Fab.com is a daily deal site à la Gilt, targeting design aficionados. Launched less than two weeks ago, it truly is fab. Beautifully executed–naturally–it features a great mix of small items and serious investment pieces by household name and emerging designers, as well as small, regional artisans. Upcoming sales include mod furniture from Objeti, hand crafted New Moon rugs from Nepal and super-glam chandeliers from Avenue Lighting.

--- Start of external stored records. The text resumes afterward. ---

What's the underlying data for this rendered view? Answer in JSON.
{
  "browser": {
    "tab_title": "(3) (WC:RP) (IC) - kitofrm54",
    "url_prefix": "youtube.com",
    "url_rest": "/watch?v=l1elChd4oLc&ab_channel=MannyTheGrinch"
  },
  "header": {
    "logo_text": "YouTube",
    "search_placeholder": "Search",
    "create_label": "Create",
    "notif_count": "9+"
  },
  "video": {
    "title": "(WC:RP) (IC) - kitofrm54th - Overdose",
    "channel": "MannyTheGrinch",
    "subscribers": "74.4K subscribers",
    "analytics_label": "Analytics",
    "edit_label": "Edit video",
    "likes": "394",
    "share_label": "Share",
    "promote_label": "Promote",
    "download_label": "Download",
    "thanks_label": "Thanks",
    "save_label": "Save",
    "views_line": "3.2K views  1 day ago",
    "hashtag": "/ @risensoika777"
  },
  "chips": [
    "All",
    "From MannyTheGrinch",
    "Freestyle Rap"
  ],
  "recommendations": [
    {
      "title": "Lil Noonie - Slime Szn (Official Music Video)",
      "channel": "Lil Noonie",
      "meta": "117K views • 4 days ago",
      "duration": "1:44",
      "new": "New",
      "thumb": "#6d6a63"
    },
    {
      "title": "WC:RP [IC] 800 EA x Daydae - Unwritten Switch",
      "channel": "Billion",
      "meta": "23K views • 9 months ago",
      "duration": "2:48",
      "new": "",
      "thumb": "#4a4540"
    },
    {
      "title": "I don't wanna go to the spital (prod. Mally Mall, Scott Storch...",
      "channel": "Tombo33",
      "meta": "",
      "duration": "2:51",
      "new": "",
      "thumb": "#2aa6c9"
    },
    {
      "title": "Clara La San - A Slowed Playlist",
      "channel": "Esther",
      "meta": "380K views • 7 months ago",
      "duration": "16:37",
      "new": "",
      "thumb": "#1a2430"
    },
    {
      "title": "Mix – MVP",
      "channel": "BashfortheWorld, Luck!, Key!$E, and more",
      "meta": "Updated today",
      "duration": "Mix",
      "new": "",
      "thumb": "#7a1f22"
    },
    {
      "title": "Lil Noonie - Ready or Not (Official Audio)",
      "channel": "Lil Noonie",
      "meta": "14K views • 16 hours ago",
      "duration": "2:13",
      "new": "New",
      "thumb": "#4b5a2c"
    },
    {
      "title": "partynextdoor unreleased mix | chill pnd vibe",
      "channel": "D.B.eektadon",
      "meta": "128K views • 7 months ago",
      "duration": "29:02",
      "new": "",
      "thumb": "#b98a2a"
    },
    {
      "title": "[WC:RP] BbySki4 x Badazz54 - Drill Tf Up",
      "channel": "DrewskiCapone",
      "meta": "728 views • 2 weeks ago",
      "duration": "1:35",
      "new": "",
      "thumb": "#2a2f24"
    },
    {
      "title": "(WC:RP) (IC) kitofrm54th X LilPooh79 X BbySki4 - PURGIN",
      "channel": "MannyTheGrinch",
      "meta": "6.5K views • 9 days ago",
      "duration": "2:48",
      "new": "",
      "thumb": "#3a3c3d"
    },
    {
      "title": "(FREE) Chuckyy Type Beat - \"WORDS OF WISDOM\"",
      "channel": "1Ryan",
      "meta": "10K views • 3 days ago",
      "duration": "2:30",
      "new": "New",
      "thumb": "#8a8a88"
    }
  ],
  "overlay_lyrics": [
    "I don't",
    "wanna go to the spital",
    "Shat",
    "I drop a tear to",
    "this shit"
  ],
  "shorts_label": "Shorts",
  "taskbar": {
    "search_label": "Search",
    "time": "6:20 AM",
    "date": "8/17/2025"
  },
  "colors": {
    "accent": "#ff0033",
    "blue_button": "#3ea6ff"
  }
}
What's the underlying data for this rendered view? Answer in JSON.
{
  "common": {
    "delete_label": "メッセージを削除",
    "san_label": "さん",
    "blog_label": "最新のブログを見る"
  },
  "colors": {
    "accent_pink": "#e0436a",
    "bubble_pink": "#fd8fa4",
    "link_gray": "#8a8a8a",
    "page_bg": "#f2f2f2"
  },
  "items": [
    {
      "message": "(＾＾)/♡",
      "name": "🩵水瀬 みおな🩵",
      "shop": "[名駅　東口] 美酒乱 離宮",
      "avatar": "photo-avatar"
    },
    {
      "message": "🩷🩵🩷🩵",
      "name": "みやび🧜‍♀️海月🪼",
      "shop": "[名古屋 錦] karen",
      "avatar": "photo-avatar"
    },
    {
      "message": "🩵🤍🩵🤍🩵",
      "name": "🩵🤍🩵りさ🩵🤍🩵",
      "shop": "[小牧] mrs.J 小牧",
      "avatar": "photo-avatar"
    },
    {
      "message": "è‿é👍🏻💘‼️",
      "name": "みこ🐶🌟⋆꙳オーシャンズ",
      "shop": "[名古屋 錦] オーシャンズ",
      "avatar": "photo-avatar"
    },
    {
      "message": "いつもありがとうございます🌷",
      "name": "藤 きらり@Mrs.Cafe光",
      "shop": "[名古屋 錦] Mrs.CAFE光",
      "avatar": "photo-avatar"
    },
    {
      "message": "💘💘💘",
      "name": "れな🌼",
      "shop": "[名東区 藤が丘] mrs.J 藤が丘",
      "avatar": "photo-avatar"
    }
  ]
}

The other reason that the company is fab is that CEO and founder, Jason Goldberg, is an active practitioner of transparent management, and his blog posts, both pre- and post-launch, are a terrific companion guide to the site. They provide insight into the behind the scenes ins and outs of launching a start-up from a CEO who is clearly interested not only in building a great product but also a great company–and, so far, is hitting the ball out of the park.
I’ve added Jason’s blog, betashop, to my must-read list, thanks to his candid and smart first-hand perspectives on start-up and leadership basics, including choosing investors, managing board members, pivoting and staying effective. Fab.com is invitation-only, but request an invite and you’ll get one right away. And the company is hiring.
While I’m on management, two reads on the subject–Mavericks at Work by Fast Company veterans Bill Taylor and Polly LaBarre and, from another Fast Company veteran, It’s Always Personal by Anne Kreamer.
Mavericks at Work hit the New York Times’ bestseller list when it was published back in 2005, but I only got around to reading it earlier this month. If you haven’t read it yet either, and you’re interested in creating, leading or growing a disruptive, innovative, open-sourced, values-based, customer- and employee-centric organization, plow your way past all of those buzz words and dig into this book. Case studies from companies large and small will prove energizing and inspiring and will likely kick off some great creative ideas.
And I just added the recently published It’s Always Personal to my To Read list. I happily cop to having had more than one crying jag at work when I was an investment banker. Thankfully, I always managed to take it outside. But I also always felt that a truly healthy workplace would have been able to handle my tears.
Researched in conjunction with JWT, It’s Always Personal explores the idea that workplaces that can handle peoples’ tears–and emotions–make for happier and more productive environments. Sounds like it may be a great complement to one of my other favorite reads, Fierce Conversations.
This past week, two cases of IPO overreach–Prada and Pandora. Back in February I wrote that had I been advising Prada on its IPO, I would have counseled an offering on the Paris Bourse rather than the Hong Kong exchange. This week Prada priced its downsized Hong Kong deal at the bottom of its indicative price range. At the same time, Pandora’s aggressively upsized IPO fell quickly back to earth just two days after it started trading.
Neither deal was a disaster–especially in light of prevailing market conditions. It will take time for the stocks to settle in and find their trading ranges. Nonetheless, their starting points were unarguably mediocre and underscore my conviction that patience and perspicacity are underrated corporate virtues when it comes to initial public offerings, that the much-debated pricing of LinkedIn’s IPO was just fine and that there is no bubble in public technology markets–investors are simply hungry for real growth stories. They also firmly underscore my conviction that underwriters’ fees should be based not only on deal size, but also performance.
And finally, now through June 30th the Human Rights Watch Film Festival is running here in New York in conjunction with the Film Society of Lincoln Center. This year, four sweeping themes: Truth, Justice and Accountability; Times of Conflict and Responses to Terrorism; Human Dignity; Migrants’ and Women’s Rights. The festival features a mix of narrative and documentary films from 12 countries, with 3-4 screenings a day and filmmakers doing Q&A’s after each one. An interview with festival director John Biaggi is here.